Famine is on the rise in the Near East and North Africa with more than 52 million people undernourished, most of them in conflict zones, the U.N. food agency said Wednesday.
“Conflicts and protracted crises have spread and worsened since 2011, threatening the region’s efforts” to eliminate hunger, the U.N. Food and Agriculture Organization said.
“Fifty-two million people in the region are suffering from chronic undernourishment” with two-thirds of them in conflict zones, the FAO said in a statement.
These included Iraq, Libya, Sudan, Syria and Yemen, whose ongoing four-year war has killed tens of thousands of people, including many civilians and children, according to humanitarian organizations.
The fighting in Yemen has triggered what the United Nations describes as the world’s worst humanitarian crisis, with 3.3 million people still displaced and 24.1 million in need of aid.
Conflicts in the Near East and North Africa had “long-lasting impacts on the food and nutrition security” of surrounding countries, said Abdessalam Ould Ahmed, the FAO’s Cairo-based regional representative.
“The impact of conflict has been disrupting food and livestock production in some countries and consequently affecting the availability of food across the region,” he said.
Beyond conflicts, the FAO said rising hunger was also made worse in the region by rapid population growth, scarce and fragile natural resources and the growing threat of climate change.
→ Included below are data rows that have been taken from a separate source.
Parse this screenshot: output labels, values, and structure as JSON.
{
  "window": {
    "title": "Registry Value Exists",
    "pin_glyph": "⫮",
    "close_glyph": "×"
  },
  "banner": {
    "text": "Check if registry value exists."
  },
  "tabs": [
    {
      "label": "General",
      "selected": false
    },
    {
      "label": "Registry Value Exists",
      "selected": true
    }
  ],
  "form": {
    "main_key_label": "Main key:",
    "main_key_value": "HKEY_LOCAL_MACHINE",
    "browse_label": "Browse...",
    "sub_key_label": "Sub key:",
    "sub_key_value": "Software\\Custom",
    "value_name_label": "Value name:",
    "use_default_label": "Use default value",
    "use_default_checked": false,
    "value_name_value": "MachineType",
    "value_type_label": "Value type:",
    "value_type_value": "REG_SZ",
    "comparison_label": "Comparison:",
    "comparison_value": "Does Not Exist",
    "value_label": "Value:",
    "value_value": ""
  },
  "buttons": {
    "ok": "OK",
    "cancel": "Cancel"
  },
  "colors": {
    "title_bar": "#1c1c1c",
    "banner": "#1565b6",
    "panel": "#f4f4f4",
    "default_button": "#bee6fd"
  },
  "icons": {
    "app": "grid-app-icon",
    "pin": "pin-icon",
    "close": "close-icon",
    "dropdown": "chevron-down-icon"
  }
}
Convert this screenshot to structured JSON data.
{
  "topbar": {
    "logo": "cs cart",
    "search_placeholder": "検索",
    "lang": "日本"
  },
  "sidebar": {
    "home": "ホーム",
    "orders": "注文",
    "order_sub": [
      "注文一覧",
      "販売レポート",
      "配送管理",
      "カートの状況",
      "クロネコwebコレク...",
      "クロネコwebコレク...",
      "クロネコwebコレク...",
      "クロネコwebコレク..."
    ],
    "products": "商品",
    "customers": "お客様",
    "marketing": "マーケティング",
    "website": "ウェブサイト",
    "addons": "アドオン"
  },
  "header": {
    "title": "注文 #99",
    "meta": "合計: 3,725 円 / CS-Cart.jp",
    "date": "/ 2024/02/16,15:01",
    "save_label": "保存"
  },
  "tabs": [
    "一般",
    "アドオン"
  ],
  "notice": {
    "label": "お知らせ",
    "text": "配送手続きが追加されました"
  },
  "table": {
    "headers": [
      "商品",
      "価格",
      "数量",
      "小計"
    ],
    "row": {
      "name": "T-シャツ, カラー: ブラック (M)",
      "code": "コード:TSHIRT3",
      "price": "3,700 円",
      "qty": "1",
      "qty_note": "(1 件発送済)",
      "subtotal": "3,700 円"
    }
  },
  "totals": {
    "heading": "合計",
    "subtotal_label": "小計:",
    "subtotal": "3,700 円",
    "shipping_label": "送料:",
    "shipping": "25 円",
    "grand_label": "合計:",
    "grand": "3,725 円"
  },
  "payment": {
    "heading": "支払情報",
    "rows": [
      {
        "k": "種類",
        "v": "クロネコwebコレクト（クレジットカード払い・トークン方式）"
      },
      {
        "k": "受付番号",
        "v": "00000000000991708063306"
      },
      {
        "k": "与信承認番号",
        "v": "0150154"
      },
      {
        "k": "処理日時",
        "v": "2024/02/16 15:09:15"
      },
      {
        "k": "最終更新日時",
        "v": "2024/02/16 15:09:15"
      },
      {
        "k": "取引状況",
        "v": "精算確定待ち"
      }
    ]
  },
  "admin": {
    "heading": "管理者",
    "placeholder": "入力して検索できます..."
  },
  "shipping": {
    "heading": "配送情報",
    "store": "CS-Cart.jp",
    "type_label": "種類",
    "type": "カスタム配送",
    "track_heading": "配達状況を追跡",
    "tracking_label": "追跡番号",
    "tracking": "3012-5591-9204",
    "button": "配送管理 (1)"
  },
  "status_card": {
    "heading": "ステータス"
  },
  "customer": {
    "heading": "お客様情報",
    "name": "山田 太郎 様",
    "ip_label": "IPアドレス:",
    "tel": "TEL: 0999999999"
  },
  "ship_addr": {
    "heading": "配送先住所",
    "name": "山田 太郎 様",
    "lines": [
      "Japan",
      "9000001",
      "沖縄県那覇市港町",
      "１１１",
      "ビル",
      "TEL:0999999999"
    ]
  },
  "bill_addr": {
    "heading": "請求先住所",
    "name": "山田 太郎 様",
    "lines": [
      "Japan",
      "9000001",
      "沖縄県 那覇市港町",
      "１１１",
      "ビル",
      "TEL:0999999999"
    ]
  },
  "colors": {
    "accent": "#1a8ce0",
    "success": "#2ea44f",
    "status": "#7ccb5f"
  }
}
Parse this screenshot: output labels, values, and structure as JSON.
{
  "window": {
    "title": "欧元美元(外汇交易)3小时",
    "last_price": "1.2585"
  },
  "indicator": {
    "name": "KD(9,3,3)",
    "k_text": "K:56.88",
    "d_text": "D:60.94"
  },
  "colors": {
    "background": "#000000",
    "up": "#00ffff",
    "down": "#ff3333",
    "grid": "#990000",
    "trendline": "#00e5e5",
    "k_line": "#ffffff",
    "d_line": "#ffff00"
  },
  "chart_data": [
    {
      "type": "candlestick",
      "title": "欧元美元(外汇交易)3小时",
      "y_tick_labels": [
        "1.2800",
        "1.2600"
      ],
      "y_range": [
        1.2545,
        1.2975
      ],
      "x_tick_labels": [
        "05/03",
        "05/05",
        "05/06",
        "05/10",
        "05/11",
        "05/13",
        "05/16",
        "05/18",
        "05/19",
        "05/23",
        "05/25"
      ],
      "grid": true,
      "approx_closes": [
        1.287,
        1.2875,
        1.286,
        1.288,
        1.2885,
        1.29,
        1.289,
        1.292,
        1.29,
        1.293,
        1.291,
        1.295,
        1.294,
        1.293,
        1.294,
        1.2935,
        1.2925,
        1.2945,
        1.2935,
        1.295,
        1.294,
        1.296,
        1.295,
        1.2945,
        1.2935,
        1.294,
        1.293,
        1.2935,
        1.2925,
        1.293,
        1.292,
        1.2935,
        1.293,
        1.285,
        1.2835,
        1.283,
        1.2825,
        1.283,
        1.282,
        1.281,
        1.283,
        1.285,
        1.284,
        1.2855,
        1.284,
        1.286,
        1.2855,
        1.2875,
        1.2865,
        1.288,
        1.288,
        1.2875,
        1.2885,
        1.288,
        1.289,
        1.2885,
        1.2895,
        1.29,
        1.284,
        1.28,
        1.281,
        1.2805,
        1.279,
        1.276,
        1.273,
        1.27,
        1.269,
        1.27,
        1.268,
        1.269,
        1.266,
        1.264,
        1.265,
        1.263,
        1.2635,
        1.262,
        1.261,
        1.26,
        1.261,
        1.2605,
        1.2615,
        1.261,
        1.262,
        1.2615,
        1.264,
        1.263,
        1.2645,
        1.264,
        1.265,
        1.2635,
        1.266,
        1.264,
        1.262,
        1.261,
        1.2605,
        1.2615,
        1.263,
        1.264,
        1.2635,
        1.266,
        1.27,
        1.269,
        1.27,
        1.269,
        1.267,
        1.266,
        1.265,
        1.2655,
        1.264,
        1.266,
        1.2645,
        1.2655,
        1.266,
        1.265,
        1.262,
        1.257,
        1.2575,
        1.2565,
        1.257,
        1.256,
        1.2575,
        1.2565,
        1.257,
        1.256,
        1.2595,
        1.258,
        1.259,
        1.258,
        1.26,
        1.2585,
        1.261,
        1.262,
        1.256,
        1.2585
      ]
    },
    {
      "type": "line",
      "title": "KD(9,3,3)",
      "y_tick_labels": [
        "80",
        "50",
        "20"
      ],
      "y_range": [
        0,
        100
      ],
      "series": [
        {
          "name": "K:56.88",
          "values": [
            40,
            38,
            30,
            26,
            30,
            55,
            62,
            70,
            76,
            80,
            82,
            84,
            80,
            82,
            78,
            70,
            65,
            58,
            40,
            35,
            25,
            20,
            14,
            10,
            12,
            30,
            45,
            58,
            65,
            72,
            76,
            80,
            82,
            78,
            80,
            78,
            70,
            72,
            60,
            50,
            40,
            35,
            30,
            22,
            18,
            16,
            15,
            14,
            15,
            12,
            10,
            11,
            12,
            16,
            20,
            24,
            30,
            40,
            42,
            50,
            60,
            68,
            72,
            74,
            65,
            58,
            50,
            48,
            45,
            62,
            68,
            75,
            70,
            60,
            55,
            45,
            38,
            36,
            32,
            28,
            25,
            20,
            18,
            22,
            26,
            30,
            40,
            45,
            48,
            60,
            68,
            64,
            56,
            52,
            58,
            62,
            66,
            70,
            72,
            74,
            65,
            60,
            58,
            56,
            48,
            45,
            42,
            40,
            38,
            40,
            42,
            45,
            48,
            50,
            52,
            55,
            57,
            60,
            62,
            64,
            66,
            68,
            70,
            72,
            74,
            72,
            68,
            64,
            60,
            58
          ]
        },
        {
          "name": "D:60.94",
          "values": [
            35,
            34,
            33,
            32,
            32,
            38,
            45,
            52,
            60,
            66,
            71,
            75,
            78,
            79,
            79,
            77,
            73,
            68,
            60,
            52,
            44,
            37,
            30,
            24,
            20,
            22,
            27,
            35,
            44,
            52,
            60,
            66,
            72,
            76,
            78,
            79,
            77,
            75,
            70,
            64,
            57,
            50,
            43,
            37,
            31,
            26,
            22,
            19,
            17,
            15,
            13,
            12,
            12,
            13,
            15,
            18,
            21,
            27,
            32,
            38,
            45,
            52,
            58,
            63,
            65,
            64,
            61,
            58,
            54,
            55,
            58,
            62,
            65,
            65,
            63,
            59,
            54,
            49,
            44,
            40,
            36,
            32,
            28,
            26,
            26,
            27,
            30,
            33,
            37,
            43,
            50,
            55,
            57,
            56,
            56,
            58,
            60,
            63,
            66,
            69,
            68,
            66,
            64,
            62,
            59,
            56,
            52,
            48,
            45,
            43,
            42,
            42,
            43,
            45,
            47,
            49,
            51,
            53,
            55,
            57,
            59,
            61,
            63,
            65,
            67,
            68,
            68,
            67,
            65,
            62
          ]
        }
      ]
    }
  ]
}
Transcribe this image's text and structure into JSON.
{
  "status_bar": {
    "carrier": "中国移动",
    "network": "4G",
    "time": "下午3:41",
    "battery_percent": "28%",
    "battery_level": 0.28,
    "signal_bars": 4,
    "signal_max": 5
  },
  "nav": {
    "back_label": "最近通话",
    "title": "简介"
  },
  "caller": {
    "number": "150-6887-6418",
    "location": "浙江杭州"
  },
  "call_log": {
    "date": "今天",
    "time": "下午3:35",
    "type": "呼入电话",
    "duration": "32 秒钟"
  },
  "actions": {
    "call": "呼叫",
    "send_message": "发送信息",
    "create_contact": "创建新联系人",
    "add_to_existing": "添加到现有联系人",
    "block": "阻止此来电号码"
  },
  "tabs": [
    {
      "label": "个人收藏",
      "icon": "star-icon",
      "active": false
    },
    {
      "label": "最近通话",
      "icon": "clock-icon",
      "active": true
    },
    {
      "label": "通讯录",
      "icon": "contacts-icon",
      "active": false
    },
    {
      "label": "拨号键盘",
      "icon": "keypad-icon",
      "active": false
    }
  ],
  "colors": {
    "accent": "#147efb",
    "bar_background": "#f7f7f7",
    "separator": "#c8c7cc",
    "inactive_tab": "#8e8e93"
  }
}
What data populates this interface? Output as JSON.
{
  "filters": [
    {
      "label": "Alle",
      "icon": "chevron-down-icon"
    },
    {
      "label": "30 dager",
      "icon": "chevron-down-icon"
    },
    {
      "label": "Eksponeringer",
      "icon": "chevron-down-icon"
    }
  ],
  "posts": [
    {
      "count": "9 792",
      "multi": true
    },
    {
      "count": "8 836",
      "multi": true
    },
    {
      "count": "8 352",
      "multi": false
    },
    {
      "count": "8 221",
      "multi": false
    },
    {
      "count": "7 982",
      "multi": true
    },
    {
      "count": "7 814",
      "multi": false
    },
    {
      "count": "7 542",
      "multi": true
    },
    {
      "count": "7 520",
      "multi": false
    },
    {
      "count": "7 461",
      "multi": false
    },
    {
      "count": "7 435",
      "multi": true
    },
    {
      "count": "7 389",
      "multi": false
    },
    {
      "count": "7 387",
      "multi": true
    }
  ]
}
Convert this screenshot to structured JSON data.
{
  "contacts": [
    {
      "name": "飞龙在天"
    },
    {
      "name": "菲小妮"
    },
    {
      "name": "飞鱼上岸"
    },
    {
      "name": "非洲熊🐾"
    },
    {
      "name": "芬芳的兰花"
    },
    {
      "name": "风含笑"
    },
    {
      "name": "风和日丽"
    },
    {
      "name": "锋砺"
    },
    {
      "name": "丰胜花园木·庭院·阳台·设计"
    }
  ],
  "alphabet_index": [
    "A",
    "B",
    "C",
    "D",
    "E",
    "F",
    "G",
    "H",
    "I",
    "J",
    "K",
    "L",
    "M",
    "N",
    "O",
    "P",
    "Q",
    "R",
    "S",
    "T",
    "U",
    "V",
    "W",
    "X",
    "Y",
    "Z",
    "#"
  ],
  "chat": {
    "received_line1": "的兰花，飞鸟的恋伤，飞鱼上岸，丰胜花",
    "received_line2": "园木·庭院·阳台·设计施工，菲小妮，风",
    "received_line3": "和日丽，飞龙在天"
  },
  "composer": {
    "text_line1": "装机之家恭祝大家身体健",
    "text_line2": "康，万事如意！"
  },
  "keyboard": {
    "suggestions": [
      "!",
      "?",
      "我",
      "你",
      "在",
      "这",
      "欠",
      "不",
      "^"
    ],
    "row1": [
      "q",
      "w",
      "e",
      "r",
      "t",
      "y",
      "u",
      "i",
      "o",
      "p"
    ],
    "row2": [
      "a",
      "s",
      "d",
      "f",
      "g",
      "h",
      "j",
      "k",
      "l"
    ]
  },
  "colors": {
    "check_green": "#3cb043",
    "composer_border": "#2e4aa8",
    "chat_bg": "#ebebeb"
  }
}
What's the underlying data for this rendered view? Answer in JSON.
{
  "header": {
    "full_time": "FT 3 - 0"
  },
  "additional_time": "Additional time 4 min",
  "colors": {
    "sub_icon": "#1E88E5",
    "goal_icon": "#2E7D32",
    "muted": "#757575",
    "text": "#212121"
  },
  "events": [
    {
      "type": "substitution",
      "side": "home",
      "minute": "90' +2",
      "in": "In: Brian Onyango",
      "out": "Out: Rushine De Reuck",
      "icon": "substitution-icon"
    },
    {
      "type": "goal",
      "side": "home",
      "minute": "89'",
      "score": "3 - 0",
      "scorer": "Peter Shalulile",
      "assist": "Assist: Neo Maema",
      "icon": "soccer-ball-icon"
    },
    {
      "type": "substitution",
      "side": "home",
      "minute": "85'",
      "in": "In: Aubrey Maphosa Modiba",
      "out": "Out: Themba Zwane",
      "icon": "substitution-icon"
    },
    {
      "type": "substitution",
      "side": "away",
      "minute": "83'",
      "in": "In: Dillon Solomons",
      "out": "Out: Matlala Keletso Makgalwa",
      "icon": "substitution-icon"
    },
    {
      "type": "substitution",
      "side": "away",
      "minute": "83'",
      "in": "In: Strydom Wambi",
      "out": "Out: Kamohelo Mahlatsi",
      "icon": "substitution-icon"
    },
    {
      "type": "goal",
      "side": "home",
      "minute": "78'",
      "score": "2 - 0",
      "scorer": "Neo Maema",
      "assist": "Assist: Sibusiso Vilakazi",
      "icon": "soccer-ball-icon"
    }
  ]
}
In response to the crisis, the U.N. agency has called for a sustainable transformation of agriculture.
The FAO urged countries to improve market access for farmers, promote investment and innovation in agriculture and the management of water resources.
More on the Subject
A recent study estimates that at least 85,000 children have died of extreme starvation as a result of the war and experts warn that millions more are at risk of suffering the same fate if fighting continues
“The violence will have to stop. Unless it does, this country will become a country of living ghosts,” Abeer Etefa, the Senior Spokeswoman for the United Nations World Food Program, told The Globe Post.
Note: In April, Congress passed a war powers resolution directing the U.S. military to end its support for the Saudi-led coalition fighting in Yemen. The resolution was then vetoed by President Donald Trump, and an attempt to override it failed.